Ward Beattie, one of our developers, has published a nice script that allows you to get sysadmin privilege to your local SQL Server Express instance. Obviously, you need to have administrative rights on your machine or access to an account that does.

The script can be very useful in the following situation:

When Visual Studio 2010 RC is installed by one user and being used by another user, the second user is unable to create databases, tables and other objects in SQL Server 2008 Express instance that is installed by Visual Studio 2010 RC. This is because only the user who installed SQL Server 2008 Express is granted sysadmin role in the SQL Server 2008 Express. So even if the second user has administrative privileges to her machine, she will not be able to manage the local SQL Server 2008 Express instance.
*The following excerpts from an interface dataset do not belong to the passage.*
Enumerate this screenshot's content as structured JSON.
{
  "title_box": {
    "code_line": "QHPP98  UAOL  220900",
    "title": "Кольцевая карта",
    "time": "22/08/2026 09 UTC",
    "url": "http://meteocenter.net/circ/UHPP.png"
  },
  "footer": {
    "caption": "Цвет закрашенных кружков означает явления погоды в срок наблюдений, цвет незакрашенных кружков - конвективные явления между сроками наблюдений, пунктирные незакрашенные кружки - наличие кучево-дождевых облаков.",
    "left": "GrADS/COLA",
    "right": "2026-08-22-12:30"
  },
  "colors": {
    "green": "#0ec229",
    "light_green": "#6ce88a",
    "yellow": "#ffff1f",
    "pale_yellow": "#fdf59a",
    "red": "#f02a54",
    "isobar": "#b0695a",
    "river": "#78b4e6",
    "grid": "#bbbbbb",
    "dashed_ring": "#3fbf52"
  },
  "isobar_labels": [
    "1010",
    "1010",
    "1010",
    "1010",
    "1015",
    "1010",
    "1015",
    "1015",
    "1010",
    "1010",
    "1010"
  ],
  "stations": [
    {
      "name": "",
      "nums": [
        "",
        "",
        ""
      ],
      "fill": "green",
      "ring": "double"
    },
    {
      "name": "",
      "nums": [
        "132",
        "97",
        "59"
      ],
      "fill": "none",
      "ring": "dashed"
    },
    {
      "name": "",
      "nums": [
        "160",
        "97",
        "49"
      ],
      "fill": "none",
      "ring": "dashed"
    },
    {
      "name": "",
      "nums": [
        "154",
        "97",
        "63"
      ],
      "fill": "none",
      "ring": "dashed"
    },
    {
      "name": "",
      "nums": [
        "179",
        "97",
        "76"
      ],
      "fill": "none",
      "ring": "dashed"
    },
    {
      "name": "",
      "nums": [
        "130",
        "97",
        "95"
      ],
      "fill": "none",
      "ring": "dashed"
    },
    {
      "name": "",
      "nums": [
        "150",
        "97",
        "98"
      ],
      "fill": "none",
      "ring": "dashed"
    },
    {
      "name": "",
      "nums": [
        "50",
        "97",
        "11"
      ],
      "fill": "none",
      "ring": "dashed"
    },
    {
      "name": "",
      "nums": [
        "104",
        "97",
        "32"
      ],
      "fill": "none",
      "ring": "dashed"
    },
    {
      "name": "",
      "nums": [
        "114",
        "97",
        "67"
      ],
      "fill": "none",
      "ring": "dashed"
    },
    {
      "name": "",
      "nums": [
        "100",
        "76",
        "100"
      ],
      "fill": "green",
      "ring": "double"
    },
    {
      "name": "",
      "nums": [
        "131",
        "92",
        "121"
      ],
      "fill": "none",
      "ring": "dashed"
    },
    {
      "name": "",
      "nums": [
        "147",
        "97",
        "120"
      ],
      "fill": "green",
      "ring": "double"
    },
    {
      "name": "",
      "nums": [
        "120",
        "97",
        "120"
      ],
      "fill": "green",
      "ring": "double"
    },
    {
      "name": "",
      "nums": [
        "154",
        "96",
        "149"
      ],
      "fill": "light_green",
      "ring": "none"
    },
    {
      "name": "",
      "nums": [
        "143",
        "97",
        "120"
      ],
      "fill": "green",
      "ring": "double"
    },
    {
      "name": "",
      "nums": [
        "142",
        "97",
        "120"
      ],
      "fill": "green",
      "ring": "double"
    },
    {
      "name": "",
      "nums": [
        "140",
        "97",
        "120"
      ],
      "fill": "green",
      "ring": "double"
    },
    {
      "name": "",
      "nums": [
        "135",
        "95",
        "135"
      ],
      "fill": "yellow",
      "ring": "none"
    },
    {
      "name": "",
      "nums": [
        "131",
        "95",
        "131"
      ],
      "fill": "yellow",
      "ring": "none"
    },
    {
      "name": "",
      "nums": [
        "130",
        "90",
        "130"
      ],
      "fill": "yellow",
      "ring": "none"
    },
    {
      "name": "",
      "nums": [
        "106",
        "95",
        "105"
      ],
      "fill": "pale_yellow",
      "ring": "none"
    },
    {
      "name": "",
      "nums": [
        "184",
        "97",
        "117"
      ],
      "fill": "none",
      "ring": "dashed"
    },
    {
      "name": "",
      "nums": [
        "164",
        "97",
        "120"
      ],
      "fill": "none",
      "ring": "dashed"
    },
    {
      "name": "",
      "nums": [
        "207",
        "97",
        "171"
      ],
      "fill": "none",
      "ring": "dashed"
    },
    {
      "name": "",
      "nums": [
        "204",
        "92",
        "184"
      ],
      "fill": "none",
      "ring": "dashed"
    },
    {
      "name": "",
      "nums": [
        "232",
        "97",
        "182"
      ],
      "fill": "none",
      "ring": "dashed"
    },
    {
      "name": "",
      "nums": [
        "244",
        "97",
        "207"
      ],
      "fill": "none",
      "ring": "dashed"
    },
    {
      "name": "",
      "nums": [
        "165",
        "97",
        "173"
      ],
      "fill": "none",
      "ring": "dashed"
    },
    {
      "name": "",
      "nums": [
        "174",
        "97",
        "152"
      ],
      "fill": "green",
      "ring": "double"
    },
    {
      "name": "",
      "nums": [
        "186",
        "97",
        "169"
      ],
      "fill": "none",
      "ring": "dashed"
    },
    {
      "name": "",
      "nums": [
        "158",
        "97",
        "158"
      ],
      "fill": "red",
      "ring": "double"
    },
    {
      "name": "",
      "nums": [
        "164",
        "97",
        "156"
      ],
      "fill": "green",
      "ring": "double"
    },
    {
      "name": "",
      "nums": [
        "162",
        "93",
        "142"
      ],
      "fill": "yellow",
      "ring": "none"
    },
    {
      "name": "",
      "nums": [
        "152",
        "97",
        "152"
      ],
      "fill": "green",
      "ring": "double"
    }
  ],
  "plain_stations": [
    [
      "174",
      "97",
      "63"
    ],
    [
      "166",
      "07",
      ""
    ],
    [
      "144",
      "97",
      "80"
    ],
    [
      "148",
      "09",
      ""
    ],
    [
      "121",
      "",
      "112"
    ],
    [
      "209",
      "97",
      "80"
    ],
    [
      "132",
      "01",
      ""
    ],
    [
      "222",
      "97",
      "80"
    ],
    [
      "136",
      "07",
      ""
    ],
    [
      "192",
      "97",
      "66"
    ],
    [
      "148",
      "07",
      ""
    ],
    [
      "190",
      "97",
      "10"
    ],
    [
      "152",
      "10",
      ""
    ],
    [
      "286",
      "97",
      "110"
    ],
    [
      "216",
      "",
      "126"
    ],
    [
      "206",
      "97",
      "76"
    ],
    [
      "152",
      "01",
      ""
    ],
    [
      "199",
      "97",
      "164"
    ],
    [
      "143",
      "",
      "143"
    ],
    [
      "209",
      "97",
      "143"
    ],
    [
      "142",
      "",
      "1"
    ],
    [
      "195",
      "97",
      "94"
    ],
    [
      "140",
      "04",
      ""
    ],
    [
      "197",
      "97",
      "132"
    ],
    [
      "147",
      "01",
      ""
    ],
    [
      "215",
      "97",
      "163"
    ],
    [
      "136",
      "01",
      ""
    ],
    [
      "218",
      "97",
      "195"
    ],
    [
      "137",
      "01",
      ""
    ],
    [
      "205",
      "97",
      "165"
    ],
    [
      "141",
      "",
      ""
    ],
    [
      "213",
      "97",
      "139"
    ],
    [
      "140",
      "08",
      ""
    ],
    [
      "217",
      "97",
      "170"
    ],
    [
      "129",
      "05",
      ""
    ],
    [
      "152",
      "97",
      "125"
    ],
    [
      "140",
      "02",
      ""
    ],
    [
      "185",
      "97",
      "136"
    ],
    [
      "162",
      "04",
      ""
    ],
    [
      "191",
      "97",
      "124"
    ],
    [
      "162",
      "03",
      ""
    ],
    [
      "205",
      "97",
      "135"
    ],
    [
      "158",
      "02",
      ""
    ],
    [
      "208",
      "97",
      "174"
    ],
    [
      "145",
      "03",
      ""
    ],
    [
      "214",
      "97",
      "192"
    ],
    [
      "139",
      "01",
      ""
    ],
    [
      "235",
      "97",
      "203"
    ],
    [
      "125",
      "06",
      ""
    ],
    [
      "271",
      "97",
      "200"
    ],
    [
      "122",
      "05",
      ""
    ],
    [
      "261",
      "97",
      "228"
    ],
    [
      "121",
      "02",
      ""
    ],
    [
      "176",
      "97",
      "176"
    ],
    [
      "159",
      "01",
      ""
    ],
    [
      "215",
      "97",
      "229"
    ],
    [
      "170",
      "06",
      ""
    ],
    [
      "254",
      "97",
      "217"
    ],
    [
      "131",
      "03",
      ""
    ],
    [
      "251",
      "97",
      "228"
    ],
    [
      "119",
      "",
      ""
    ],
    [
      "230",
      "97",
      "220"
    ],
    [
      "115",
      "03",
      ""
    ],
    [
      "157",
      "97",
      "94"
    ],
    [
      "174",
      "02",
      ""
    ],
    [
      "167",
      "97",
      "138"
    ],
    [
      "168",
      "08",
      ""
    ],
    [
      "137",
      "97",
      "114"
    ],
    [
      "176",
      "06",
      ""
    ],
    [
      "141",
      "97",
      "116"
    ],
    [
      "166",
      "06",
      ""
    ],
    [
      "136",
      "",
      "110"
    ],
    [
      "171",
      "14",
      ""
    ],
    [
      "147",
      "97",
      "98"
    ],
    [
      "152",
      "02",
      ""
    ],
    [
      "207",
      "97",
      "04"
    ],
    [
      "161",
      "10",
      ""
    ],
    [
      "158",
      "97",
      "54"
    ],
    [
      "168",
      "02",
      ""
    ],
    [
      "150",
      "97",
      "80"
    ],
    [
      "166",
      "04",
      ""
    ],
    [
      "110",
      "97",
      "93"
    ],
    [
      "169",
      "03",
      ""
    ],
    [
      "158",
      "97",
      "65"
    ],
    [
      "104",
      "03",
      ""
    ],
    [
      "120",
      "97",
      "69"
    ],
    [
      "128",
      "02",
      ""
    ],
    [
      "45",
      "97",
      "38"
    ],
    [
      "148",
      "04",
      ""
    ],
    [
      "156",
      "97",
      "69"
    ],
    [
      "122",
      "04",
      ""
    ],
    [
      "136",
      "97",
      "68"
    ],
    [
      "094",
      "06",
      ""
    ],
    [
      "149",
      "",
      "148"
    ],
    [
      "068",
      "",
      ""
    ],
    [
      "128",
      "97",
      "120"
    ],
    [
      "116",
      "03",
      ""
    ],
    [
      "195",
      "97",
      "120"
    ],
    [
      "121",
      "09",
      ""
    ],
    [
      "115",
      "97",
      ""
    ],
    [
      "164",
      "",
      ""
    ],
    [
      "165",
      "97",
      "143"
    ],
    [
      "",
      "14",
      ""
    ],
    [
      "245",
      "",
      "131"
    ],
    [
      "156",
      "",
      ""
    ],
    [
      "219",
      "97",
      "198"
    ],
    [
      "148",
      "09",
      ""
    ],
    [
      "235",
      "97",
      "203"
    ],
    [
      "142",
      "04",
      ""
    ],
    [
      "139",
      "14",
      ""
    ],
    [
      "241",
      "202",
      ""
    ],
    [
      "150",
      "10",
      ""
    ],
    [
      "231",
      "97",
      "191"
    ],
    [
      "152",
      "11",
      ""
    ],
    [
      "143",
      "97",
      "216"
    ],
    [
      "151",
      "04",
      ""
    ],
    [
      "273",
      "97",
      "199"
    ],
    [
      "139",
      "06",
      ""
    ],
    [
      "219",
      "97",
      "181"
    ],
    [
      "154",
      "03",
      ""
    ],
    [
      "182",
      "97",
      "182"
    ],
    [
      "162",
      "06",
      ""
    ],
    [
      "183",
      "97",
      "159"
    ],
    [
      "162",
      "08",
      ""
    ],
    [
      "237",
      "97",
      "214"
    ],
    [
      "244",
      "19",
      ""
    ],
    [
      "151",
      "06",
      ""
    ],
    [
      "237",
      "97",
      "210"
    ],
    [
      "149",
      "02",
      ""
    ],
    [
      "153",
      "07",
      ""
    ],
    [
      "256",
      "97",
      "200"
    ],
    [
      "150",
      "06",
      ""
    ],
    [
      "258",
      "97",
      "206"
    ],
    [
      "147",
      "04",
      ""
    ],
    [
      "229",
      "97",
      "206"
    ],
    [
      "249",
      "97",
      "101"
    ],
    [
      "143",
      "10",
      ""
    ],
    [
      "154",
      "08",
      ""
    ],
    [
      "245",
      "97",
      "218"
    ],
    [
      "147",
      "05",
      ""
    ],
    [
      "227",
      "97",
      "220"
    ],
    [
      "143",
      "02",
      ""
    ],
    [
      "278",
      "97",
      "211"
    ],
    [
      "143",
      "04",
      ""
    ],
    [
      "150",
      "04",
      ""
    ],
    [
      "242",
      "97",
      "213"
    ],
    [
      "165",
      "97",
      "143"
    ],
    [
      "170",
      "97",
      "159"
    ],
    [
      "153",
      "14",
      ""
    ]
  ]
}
If this is your problem, just run Ward's script and become the master of your SQL Server 2008 Express!

Some Background

As surprising as it may seem at first, it all makes sense, when we think about it a little bit deeper. The user who installs SQL Server 2008 Express is granted sysadmin role during the installation. There is no way SQL Server 2008 Express could guess who else may be developing database applications and we certainly wouldn't like to give administrative access to the SQL Server instance to everyone J.

In the past (SQL Server 2005 Express) we were also granting sysadmin role to local Administrators group. But this doesn't help on Windows Vista and above, because User Account Control (UAC) is hiding the Administrators group from the security token assigned to the Visual Studio process. In order to be able to create database objects every Windows Vista or above user would have to run Visual Studio in elevated mode ("Run as Administrator"), which is not recommended (and inconvenient).

So the second user in our example has basically two options. She can ask the first user - the one who installed SQL Server 2008 Express - to grant sysadmin rights to her. Note that unless the first user is familiar with managing SQL Server security via T-SQL scripts, the task is not straightforward and may require installing SQL Server Management Studio Express on the target machine.

If the second user is a local administrator (or can get help from one), she has one more option available. She could follow steps for SQL Server administrator password recovery described by Raul Garcia here. She could then automate those steps in a form of a command script that could be reused next time she finds herself without access to her local SQL Server 2008 Express.

Or even better, she could just use Ward's script that does the automation of administrator account recovery steps for her

- Krzysztof Kozielczyk